Fireflight

A jagged-edged charcoal line in the sky -
three, maybe four dozen birds flying north,
a mile above the 22 freeway,
five, maybe six miles south of Garden Grove.

Ahead, just hours into its rise, the sun:
a goddess, naked and burning with life
behind a thin swath of white chiffon cloth;
blinding; illuminating creation.

Almost invisible, like kite strings caught
in some holy pull, side-by-side for miles,
thousands of migrating gulls; each beating
heart a part of a family heading home.

To the north, mountains. To the east, mountains.
To the southwest, the weight of an ocean.
An avian etch-a-sketch in the sky.
God shaking out his electric razor.

How do they know when everyone's leaving?
How do they know about wingtip vortex
and drag? Do they really communicate
on such an advanced, organized level?

Did they know to wait for yesterday's rain
to wash the dark choking smog from the air,
so they could breathe in the full majesty
of late-fall, snow-tipped mountains as they fly?

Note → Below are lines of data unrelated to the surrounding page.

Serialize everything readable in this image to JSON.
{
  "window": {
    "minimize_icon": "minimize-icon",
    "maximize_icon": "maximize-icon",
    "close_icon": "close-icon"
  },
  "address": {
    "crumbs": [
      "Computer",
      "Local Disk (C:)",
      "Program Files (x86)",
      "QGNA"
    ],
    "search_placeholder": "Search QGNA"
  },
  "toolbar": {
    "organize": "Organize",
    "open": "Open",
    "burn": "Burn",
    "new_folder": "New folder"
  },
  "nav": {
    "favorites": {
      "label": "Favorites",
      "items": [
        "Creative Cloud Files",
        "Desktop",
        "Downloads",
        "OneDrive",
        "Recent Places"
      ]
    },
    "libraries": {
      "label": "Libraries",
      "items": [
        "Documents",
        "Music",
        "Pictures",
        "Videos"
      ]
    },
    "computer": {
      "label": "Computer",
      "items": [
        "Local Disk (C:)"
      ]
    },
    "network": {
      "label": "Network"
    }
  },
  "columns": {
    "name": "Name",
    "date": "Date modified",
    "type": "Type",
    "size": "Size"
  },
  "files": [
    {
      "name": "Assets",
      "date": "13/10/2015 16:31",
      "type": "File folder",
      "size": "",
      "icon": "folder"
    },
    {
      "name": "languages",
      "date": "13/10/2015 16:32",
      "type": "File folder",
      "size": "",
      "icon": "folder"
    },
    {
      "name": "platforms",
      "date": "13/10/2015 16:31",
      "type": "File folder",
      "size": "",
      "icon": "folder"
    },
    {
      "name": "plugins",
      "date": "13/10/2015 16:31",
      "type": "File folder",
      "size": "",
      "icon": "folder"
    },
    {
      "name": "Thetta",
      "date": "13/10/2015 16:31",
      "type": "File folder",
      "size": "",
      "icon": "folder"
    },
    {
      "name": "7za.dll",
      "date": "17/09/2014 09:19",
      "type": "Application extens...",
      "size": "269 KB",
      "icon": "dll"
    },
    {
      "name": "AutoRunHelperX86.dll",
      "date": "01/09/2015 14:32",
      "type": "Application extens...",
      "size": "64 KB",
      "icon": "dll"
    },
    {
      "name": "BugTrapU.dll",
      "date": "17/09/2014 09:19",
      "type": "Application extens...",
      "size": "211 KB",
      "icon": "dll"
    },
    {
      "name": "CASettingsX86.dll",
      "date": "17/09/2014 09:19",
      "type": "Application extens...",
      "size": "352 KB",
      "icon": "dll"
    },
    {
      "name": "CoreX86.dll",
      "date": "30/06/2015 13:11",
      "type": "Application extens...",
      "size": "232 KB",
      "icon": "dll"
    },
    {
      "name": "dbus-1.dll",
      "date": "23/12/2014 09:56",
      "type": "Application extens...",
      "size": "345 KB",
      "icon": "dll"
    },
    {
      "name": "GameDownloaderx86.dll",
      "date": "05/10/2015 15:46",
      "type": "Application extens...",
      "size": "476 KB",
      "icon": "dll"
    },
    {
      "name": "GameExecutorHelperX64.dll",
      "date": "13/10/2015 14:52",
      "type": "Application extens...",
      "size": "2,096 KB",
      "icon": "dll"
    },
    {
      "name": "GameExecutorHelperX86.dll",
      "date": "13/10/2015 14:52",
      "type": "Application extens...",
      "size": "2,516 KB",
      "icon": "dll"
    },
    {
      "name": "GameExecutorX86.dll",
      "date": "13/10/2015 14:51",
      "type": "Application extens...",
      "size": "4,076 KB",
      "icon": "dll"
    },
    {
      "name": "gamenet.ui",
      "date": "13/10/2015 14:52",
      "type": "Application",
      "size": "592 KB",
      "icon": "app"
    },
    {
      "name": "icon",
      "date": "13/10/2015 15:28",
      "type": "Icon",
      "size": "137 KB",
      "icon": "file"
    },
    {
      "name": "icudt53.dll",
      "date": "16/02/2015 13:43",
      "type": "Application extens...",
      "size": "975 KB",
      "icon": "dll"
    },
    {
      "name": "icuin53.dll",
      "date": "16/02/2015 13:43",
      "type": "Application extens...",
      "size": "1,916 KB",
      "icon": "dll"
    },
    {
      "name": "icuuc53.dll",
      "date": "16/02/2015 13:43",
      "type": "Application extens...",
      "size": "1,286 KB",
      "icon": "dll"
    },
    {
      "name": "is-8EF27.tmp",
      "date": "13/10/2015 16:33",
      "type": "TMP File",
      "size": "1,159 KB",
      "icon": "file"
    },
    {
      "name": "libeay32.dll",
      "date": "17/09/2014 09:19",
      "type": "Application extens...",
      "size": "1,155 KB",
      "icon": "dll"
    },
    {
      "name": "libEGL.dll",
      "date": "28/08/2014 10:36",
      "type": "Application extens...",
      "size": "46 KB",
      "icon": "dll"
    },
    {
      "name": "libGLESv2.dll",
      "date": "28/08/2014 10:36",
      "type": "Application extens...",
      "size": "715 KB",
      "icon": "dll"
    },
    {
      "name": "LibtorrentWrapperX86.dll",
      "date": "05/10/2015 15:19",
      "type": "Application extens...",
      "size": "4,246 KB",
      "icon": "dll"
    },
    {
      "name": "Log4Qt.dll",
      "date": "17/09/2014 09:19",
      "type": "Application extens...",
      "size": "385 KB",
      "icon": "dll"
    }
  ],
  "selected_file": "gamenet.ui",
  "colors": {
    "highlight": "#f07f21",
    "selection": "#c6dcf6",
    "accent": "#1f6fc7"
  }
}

How many here could take it on the chin
and lead from the front for hour after hour
then rotate back to help the weakest wings
and not veer from the plan to act as one?

Cars and trucks are passing me on both sides.
Spirit voices urging - This is neither
the time nor the place to daydream and dwell
in cool metaphors and cold memories.

Do you know this feeling? To want to slow
when all around you is a blur of speed?
When the firemen climbed the Towers that day
did they feel that sense of another's hand?

And amidst waves of terror rushing down,Fireflight

A jagged-edged charcoal line in the sky -
three, maybe four dozen birds flying north,
a mile above the 22 freeway,
five, maybe six miles south of Garden Grove.

Ahead, just hours into its rise, the sun:
a goddess, naked and burning with life
behind a thin swath of white chiffon cloth;
blinding; illuminating creation.

Almost invisible, like kite strings caught
in some holy pull, side-by-side for miles,
thousands of migrating gulls; each beating
heart a part of a family heading home.

To the north, mountains. To the east, mountains.
To the southwest, the weight of an ocean.
An avian etch-a-sketch in the sky.
God shaking out his electric razor.

How do they know when everyone's leaving?
How do they know about wingtip vortex
and drag? Do they really communicate
on such an advanced, organized level?

Did they know to wait for yesterday's rain
to wash the dark choking smog from the air,
so they could breathe in the full majesty
of late-fall, snow-tipped mountains as they fly?

How many here could take it on the chin
and lead from the front for hour after hour
then rotate back to help the weakest wings
and not veer from the plan to act as one?

Cars and trucks are passing me on both sides.
Spirit voices urging - This is neither
the time nor the place to daydream and dwell
in cool metaphors and cold memories.

Do you know this feeling? To want to slow
when all around you is a blur of speed?
When the firemen climbed the Towers that day
did they feel that sense of another's hand?

And amidst waves of terror rushing down,
when everything beneath them fell away,
did they agree, as one, on what to do?
To hold formation through the ashen cloud,
and keep on climbing.
when everything beneath them fell away,
did they agree, as one, on what to do?
To hold formation through the ashen cloud,
and keep on climbing.